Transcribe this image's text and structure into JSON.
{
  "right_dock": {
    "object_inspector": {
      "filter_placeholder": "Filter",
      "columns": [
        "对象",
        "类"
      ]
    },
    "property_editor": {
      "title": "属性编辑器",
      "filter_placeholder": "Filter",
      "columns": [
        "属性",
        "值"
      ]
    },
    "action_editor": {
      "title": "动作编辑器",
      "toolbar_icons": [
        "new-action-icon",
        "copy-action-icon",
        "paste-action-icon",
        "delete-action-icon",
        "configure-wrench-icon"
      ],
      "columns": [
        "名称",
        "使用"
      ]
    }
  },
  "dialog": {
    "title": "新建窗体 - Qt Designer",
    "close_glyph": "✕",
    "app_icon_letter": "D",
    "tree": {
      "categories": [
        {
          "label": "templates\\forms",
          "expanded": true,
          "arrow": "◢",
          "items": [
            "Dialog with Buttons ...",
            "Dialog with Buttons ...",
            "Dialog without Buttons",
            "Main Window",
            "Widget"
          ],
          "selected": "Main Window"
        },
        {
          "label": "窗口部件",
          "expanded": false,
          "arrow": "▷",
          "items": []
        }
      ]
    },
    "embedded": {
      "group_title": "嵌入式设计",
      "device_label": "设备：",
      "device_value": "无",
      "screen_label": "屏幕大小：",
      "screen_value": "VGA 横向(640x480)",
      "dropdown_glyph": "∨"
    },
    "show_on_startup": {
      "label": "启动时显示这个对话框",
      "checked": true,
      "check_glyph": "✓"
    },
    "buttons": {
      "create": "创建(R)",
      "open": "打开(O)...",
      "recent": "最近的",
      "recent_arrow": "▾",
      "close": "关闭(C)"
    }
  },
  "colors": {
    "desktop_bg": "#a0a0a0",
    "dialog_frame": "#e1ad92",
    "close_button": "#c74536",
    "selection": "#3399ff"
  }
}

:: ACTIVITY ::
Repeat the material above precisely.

:: TASK RESPONSE ::
Transcribe this image's text and structure into JSON.
{
  "right_dock": {
    "object_inspector": {
      "filter_placeholder": "Filter",
      "columns": [
        "对象",
        "类"
      ]
    },
    "property_editor": {
      "title": "属性编辑器",
      "filter_placeholder": "Filter",
      "columns": [
        "属性",
        "值"
      ]
    },
    "action_editor": {
      "title": "动作编辑器",
      "toolbar_icons": [
        "new-action-icon",
        "copy-action-icon",
        "paste-action-icon",
        "delete-action-icon",
        "configure-wrench-icon"
      ],
      "columns": [
        "名称",
        "使用"
      ]
    }
  },
  "dialog": {
    "title": "新建窗体 - Qt Designer",
    "close_glyph": "✕",
    "app_icon_letter": "D",
    "tree": {
      "categories": [
        {
          "label": "templates\\forms",
          "expanded": true,
          "arrow": "◢",
          "items": [
            "Dialog with Buttons ...",
            "Dialog with Buttons ...",
            "Dialog without Buttons",
            "Main Window",
            "Widget"
          ],
          "selected": "Main Window"
        },
        {
          "label": "窗口部件",
          "expanded": false,
          "arrow": "▷",
          "items": []
        }
      ]
    },
    "embedded": {
      "group_title": "嵌入式设计",
      "device_label": "设备：",
      "device_value": "无",
      "screen_label": "屏幕大小：",
      "screen_value": "VGA 横向(640x480)",
      "dropdown_glyph": "∨"
    },
    "show_on_startup": {
      "label": "启动时显示这个对话框",
      "checked": true,
      "check_glyph": "✓"
    },
    "buttons": {
      "create": "创建(R)",
      "open": "打开(O)...",
      "recent": "最近的",
      "recent_arrow": "▾",
      "close": "关闭(C)"
    }
  },
  "colors": {
    "desktop_bg": "#a0a0a0",
    "dialog_frame": "#e1ad92",
    "close_button": "#c74536",
    "selection": "#3399ff"
  }
}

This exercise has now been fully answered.